Today, they’re a distant memory — Middle East peace talks, sort of quaint. On March 26, 1979, 33 years ago, Israel and Egypt signed a Peace Accord at Camp David, Maryland, at meetings convened and actively conducted by then President Jimmy Carter.
Earlier, on September 17, 1978, Israel and Egypt had signed two agreements, the first between Israel and any of its Arab neighbours. The Camp David Accords were negotiated by the Israeli prime minister Menachem Begin and the Egyptian president Anwar Sadat under the mediation of U.S. President Jimmy Carter at the government retreat at Camp David, Maryland.

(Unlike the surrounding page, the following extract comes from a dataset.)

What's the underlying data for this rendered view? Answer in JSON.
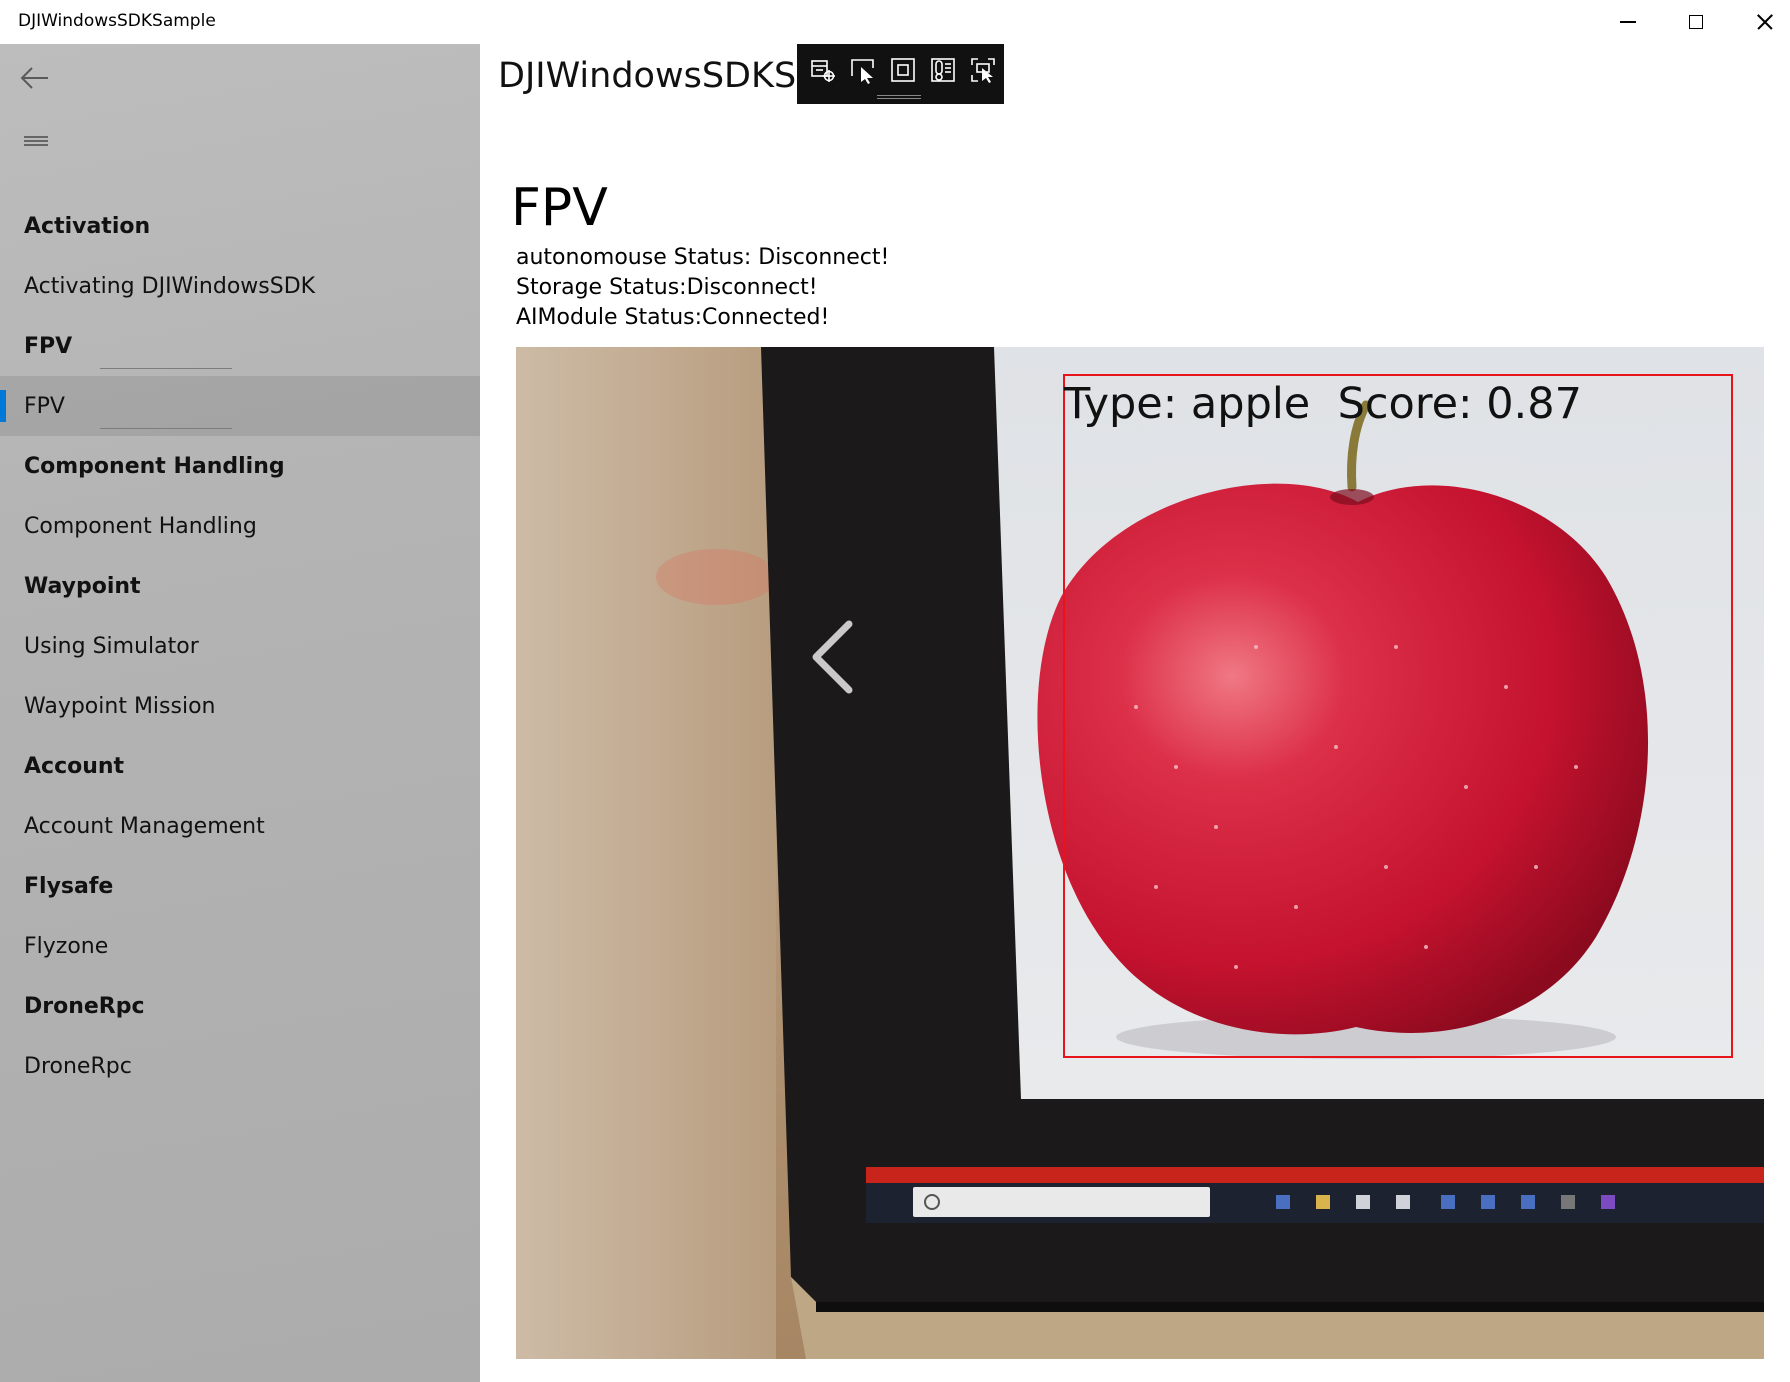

The documentary below is not a polished mainstream network production, but an example of a Texas student’s history fair submission. (Seat-of-the-pants peacemaker.)
The peace treaty that Israel and Egypt eventually signed on March 26, 1979 closely reflected the earlier agreements hammered out as the Camp David Accords in September of the preceding year at the presidential retreat in Maryland.
Egypt and Israel had technically been at war since Israel’s founding in 1948, and Israel had occupied the Sinai Peninsula (Egyptian territory) during the Six-Day War of 1967. War had again broken out in 1973 on the Jewish Holy Day of Yom Kipur. The Accords had their origin in Sadat’s unprecedented visit to Jerusalem — the first visit ever by the chief of state of an Arab nation to Israel –on November 19 through 21, 1977, to address the Israeli government and Knesset (parliament) on the subject of peace.
The treaty formally ended the state of war that existed between the two countries, and Israel agreed to withdraw troops from the Sinai Peninsula in stages. The treaty also provided for the establishment of normal diplomatic relations between the two countries. These provisions were duly carried out, but Israel failed to implement the provisions calling for Palestinian self-rule in the West Bank and Gaza areas. The conflict involving these territories continues to this day.
Menachem Begin’s decision to participate in the historic peace process was largely unexpected. As Israel’s first elected right-wing prime minister, he was hawkish in his views toward Egypt and Israel’s other Arab neighbors. His decision brought him the contempt of his conservative constituency.
Anwar Sadat was later assassinated by fundamentalist army officers on October 6, 1981. His risks for peace cost him his life.
In the wake of the 2011 Arab Spring uprisings in Egypt, the foundation of the Camp David Accords was placed in jeopardy.
[amazon_enhanced asin="0788425153" /]
Egyptian public anger towards the Jewish state mounted after Israeli troops, in pursuit of suspected militants, inadvertently shot dead five Egyptian border guards, leading to a riot on September 9, 2011 at the Israeli embassy in Cairo.
In mid-September 2011, the new Egyptian Prime Minister Essam Sharaf suggested that the 32-year treaty could be revised, which prompted disbelief in the Israel.
“The Camp David agreement is not a sacred thing and is always open to discussion with what would benefit the region and the case of fair peace,” Sharaf told Turkish television. “We could make a change if needed.”
In light of the dramatic changes in much of the Arab world, and the reluctance of the U.S. to put its reputation on the line by risking a new round of failed peace talks, the anniversary of the Camp David Accords seems like a quaint memory from long ago.
[pullquote]‘The last thing President Barack Obama, or his possible Republican replacement, would want is yet another costly military engagement in the region.’[/pullquote]Added to that, the current 2012 presidential campaign in the U.S., dominated by candidates’ attempts to outdo one another in their support for Israel, raises questions about the ability of the U.S. to serve as an honest broker. Current discussions are more focused on preventing Iran from developing its nuclear capacity, and on preventing Israel from launching a pre-emptive strike against Iran, or on weighing the global repercussions of such an attack by Israel. Efforts to negotiate Palestinian autonomy or an end to new Israeli settlements on disputed territories have taken a low place on the agenda.
The nature of American influence in the Middle East has significantly changed since the late 1970s. Several of the repressive regimes the U.S. supported have been toppled since the Arab Spring, and the newly emerging governments are not as amenable to American influence. A new round of Camp David talks may not be practical or appropriate, but the U.S. still has a great interest in seeking peaceful relations in the region. The last thing President Barack Obama, or his possible Republican replacement, would want is yet another costly military engagement in the region.
Where will the next peacebuilders emerge?
Next year in Paris? Amman, Jordan? Doha, Qatar? Jerusalem or Cairo?
Please share your thoughts in the Comments section below.